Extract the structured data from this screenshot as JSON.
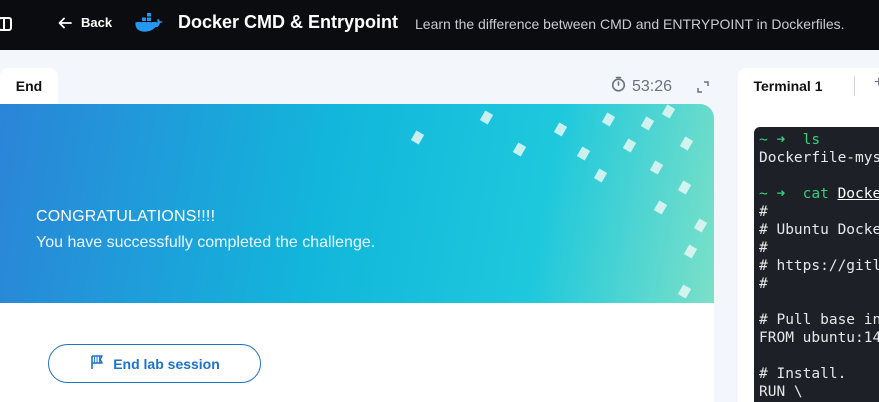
{
  "header": {
    "back_label": "Back",
    "title": "Docker CMD & Entrypoint",
    "subtitle": "Learn the difference between CMD and ENTRYPOINT in Dockerfiles."
  },
  "left_panel": {
    "tab_label": "End",
    "timer": "53:26",
    "banner": {
      "title": "CONGRATULATIONS!!!!",
      "message": "You have successfully completed the challenge."
    },
    "end_button_label": "End lab session"
  },
  "right_panel": {
    "tab_label": "Terminal 1",
    "add_tab_symbol": "+",
    "terminal_lines": [
      {
        "prompt": "~ ➜  ",
        "cmd": "ls"
      },
      {
        "text": "Dockerfile-mys"
      },
      {
        "text": ""
      },
      {
        "prompt": "~ ➜  ",
        "cmd": "cat ",
        "cmd_underline": "Docke"
      },
      {
        "text": "#"
      },
      {
        "text": "# Ubuntu Docke"
      },
      {
        "text": "#"
      },
      {
        "text": "# https://gitl"
      },
      {
        "text": "#"
      },
      {
        "text": ""
      },
      {
        "text": "# Pull base in"
      },
      {
        "text": "FROM ubuntu:14"
      },
      {
        "text": ""
      },
      {
        "text": "# Install."
      },
      {
        "text": "RUN \\"
      }
    ]
  },
  "colors": {
    "topbar": "#0b0c0f",
    "accent": "#1e72c8",
    "terminal_bg": "#1d2027",
    "prompt_green": "#33d17a"
  }
}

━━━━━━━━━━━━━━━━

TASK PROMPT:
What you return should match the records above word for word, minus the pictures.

RESPONSE BELOW:
Extract the structured data from this screenshot as JSON.
{
  "header": {
    "back_label": "Back",
    "title": "Docker CMD & Entrypoint",
    "subtitle": "Learn the difference between CMD and ENTRYPOINT in Dockerfiles."
  },
  "left_panel": {
    "tab_label": "End",
    "timer": "53:26",
    "banner": {
      "title": "CONGRATULATIONS!!!!",
      "message": "You have successfully completed the challenge."
    },
    "end_button_label": "End lab session"
  },
  "right_panel": {
    "tab_label": "Terminal 1",
    "add_tab_symbol": "+",
    "terminal_lines": [
      {
        "prompt": "~ ➜  ",
        "cmd": "ls"
      },
      {
        "text": "Dockerfile-mys"
      },
      {
        "text": ""
      },
      {
        "prompt": "~ ➜  ",
        "cmd": "cat ",
        "cmd_underline": "Docke"
      },
      {
        "text": "#"
      },
      {
        "text": "# Ubuntu Docke"
      },
      {
        "text": "#"
      },
      {
        "text": "# https://gitl"
      },
      {
        "text": "#"
      },
      {
        "text": ""
      },
      {
        "text": "# Pull base in"
      },
      {
        "text": "FROM ubuntu:14"
      },
      {
        "text": ""
      },
      {
        "text": "# Install."
      },
      {
        "text": "RUN \\"
      }
    ]
  },
  "colors": {
    "topbar": "#0b0c0f",
    "accent": "#1e72c8",
    "terminal_bg": "#1d2027",
    "prompt_green": "#33d17a"
  }
}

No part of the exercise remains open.